[Data excerpts]
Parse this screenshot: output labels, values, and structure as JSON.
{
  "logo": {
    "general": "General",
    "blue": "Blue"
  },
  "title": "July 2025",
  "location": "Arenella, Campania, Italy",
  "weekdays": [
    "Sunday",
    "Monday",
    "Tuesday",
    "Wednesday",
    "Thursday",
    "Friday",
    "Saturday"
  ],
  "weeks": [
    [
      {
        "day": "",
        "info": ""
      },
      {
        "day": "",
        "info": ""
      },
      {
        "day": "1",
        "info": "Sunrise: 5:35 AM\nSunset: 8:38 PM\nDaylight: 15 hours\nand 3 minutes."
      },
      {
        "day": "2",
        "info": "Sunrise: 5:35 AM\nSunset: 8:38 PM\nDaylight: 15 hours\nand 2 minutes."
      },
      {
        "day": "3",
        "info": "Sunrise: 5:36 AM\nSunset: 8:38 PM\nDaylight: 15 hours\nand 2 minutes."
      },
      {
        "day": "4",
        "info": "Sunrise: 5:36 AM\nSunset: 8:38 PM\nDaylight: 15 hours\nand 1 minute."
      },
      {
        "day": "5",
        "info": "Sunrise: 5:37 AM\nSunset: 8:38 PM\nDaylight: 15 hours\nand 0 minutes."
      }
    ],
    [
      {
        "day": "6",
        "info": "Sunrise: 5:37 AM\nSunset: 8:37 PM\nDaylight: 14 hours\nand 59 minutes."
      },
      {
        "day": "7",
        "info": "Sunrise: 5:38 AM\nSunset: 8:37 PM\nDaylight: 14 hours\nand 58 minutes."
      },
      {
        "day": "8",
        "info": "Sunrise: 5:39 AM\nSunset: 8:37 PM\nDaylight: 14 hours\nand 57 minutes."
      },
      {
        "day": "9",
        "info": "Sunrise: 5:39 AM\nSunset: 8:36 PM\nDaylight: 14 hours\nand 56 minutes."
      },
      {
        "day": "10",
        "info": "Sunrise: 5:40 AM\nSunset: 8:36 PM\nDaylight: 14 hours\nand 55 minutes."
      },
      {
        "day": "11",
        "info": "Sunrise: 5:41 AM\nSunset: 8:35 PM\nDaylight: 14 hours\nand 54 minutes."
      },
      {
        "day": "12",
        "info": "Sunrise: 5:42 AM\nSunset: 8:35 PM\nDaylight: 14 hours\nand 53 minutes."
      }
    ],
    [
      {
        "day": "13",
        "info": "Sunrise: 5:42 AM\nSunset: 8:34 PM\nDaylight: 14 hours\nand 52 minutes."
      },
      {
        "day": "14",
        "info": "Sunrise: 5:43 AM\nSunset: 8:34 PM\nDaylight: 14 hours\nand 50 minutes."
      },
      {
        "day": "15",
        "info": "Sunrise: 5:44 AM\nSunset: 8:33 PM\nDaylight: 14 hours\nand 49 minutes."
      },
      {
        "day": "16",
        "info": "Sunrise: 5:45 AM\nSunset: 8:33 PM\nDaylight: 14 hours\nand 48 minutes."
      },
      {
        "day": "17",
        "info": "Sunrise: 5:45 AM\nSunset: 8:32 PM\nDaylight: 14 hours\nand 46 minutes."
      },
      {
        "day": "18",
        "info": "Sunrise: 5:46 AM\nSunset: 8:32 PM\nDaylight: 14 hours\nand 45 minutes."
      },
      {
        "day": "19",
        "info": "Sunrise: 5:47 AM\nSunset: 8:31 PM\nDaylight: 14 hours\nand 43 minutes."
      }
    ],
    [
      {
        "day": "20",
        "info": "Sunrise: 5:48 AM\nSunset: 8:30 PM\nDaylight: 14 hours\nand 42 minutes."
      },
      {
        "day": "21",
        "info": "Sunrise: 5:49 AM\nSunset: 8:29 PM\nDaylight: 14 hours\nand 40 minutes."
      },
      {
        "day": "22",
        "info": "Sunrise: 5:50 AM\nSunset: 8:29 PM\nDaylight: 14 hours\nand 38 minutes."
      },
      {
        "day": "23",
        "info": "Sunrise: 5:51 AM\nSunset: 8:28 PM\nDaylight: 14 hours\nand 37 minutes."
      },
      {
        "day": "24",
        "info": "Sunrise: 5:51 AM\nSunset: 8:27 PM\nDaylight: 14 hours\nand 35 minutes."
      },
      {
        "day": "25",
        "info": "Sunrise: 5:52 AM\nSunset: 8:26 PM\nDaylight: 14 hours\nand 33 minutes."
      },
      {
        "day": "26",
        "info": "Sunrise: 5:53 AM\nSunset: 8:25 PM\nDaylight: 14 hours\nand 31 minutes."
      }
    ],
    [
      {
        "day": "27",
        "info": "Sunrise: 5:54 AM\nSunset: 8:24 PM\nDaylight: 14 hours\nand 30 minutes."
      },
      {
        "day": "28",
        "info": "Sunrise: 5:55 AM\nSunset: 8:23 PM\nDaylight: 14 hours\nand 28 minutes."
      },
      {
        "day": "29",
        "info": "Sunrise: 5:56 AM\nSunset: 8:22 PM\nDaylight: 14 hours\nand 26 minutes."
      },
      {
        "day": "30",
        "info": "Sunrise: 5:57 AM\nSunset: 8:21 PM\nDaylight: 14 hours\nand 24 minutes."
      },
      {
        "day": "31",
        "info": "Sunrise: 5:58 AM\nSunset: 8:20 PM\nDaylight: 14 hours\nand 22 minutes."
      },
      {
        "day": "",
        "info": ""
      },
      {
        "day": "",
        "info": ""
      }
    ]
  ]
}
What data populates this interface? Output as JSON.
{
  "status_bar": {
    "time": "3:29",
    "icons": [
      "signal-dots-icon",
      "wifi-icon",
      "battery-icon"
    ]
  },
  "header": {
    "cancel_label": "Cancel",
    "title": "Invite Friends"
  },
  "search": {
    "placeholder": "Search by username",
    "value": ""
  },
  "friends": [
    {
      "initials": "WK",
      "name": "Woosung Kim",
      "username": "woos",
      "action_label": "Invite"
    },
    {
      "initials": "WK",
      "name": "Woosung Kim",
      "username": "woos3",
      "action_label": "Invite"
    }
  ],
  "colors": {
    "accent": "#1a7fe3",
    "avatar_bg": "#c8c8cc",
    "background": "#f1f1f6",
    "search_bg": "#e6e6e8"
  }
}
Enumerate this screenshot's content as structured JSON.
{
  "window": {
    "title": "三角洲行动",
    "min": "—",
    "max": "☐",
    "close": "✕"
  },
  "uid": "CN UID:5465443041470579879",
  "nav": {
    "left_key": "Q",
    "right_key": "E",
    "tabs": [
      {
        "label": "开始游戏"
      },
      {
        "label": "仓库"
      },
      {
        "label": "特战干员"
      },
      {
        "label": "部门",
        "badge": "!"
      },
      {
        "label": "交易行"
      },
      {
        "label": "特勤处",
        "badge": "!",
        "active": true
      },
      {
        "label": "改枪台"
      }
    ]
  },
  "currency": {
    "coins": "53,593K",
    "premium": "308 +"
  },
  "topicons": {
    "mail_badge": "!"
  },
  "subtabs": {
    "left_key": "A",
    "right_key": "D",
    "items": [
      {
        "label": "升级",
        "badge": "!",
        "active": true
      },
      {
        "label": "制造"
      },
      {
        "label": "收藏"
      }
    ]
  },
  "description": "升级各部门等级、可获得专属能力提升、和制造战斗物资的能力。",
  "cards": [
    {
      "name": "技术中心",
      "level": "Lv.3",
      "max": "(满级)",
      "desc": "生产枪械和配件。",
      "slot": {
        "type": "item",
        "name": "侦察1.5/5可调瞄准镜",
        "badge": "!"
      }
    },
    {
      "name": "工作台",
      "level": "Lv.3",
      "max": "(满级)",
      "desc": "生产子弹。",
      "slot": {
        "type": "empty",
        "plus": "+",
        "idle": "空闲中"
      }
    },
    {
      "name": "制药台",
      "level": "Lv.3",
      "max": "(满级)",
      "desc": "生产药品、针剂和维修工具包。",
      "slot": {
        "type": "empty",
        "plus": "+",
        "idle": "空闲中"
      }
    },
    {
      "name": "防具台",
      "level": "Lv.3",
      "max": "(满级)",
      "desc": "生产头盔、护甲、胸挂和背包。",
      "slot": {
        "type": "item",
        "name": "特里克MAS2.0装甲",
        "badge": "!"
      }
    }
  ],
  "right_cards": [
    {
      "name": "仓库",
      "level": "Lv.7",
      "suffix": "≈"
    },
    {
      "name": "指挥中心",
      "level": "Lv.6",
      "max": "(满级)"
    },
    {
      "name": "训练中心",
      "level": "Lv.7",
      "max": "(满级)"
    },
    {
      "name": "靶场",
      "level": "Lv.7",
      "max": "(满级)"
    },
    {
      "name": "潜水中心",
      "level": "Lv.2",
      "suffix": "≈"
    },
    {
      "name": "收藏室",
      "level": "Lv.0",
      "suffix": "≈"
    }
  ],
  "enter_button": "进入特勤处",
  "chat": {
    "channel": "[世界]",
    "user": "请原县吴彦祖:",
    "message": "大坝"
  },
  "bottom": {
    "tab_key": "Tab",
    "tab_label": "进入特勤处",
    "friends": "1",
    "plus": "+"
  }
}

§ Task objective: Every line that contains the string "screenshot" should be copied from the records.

§ Exercise answer:
Parse this screenshot: output labels, values, and structure as JSON.
Enumerate this screenshot's content as structured JSON.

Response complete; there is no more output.